> **EXERCISE BRIEF**
Return each line of the entries that holds the string "nmon".

> **RECORD SET**
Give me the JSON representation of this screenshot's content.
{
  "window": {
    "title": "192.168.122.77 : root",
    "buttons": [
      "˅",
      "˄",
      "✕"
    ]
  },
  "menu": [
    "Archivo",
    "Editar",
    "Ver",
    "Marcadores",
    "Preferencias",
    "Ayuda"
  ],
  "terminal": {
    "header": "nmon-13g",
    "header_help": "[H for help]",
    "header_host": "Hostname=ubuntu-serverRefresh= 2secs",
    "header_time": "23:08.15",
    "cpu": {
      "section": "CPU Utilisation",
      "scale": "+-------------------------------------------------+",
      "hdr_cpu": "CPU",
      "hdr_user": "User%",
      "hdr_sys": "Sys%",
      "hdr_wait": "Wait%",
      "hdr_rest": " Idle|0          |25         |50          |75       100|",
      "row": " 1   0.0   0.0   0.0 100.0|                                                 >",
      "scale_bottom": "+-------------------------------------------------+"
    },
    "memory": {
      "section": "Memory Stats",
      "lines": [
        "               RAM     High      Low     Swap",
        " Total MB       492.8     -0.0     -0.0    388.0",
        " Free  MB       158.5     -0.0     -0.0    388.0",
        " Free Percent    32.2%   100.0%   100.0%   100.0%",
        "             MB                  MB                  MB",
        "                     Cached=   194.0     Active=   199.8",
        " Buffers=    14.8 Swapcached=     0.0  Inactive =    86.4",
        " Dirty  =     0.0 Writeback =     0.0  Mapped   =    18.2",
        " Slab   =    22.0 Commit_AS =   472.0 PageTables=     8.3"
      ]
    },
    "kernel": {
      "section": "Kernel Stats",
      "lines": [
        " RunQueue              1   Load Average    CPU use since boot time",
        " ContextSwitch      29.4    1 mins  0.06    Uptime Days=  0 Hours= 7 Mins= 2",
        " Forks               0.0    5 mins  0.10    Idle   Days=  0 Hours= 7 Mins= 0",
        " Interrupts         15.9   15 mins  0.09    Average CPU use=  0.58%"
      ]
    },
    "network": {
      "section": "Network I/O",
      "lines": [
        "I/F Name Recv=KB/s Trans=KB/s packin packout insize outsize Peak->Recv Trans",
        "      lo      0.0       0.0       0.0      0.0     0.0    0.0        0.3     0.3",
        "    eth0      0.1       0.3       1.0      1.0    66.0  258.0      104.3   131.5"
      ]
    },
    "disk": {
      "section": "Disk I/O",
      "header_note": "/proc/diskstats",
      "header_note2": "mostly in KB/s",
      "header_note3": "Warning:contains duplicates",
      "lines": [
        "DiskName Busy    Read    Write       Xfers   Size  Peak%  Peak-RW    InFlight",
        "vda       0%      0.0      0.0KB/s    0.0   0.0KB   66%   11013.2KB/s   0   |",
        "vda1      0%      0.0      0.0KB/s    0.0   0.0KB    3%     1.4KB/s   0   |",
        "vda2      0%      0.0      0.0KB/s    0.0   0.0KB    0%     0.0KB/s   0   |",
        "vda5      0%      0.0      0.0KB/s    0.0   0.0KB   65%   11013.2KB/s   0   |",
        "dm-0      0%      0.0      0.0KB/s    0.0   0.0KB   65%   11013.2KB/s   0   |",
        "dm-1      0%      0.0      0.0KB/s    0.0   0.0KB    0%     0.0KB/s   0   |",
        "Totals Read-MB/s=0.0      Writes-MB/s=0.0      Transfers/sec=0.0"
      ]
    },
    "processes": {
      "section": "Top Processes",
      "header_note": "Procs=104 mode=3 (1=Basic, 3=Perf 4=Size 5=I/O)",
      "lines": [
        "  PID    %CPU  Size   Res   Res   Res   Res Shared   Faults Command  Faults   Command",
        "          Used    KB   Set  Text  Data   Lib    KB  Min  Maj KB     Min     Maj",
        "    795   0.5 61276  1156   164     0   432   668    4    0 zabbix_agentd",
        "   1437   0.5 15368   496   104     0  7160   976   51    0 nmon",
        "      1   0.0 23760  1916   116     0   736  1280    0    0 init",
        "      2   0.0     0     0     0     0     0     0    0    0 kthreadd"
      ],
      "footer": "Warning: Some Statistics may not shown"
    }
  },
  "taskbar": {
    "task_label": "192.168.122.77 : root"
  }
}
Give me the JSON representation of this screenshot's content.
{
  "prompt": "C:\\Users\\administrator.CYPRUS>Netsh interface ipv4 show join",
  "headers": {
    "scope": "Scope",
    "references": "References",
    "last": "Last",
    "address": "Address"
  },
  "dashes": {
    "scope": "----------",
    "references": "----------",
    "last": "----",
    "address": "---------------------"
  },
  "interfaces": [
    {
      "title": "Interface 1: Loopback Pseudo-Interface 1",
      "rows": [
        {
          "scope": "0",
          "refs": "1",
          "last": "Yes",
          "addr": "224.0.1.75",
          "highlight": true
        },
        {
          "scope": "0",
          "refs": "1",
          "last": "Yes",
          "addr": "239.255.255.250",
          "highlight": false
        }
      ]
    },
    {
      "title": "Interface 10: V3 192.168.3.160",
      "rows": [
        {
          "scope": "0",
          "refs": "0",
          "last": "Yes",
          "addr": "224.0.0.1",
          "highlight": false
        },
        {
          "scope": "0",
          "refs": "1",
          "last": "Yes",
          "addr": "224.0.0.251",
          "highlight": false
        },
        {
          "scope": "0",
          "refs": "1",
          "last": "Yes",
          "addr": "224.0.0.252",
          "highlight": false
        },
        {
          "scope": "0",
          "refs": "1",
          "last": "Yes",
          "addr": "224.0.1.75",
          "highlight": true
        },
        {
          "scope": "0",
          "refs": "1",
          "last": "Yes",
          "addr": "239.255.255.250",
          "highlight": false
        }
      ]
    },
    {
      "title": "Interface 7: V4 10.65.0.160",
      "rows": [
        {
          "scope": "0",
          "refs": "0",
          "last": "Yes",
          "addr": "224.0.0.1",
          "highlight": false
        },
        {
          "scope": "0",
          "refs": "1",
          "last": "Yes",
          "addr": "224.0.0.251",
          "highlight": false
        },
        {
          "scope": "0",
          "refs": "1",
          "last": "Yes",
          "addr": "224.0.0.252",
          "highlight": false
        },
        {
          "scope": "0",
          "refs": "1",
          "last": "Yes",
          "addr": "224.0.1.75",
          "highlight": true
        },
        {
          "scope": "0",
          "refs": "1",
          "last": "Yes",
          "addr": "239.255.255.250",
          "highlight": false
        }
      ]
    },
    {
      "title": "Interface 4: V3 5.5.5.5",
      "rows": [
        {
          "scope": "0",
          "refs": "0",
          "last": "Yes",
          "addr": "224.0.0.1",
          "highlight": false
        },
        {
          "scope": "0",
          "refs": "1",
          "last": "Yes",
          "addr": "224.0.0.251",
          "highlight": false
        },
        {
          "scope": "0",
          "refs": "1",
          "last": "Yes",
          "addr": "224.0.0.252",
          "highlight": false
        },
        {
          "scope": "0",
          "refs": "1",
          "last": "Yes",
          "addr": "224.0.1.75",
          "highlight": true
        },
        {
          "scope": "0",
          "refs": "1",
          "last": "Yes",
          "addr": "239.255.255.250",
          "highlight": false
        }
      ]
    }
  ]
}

> **TASK ANSWER**
    "header": "nmon-13g",
        "   1437   0.5 15368   496   104     0  7160   976   51    0 nmon",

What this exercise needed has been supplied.